**What needs to be done**
Where does the word "Admin" occur in the material? Copy each line that has it.

= = = =

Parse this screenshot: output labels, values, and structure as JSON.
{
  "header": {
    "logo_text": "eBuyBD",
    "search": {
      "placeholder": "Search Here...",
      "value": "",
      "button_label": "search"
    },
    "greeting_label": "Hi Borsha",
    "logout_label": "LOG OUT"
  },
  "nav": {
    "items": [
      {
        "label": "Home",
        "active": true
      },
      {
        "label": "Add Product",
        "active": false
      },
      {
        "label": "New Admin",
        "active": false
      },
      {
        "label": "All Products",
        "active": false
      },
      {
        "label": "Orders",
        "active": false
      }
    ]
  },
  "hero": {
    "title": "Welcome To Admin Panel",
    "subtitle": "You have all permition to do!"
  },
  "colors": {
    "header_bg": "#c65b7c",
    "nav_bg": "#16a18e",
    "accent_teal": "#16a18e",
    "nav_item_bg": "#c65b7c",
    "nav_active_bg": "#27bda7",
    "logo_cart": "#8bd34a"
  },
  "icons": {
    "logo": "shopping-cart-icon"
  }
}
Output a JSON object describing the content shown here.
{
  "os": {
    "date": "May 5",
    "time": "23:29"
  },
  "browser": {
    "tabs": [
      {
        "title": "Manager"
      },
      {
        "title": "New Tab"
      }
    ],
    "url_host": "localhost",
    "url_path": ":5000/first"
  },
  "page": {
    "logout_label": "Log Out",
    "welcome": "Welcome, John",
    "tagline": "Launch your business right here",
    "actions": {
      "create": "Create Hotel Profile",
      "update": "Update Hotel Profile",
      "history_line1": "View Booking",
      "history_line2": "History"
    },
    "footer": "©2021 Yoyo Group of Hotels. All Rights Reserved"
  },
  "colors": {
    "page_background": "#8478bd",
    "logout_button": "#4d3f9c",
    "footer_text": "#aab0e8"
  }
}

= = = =

**Response below**
        "label": "New Admin",
    "title": "Welcome To Admin Panel",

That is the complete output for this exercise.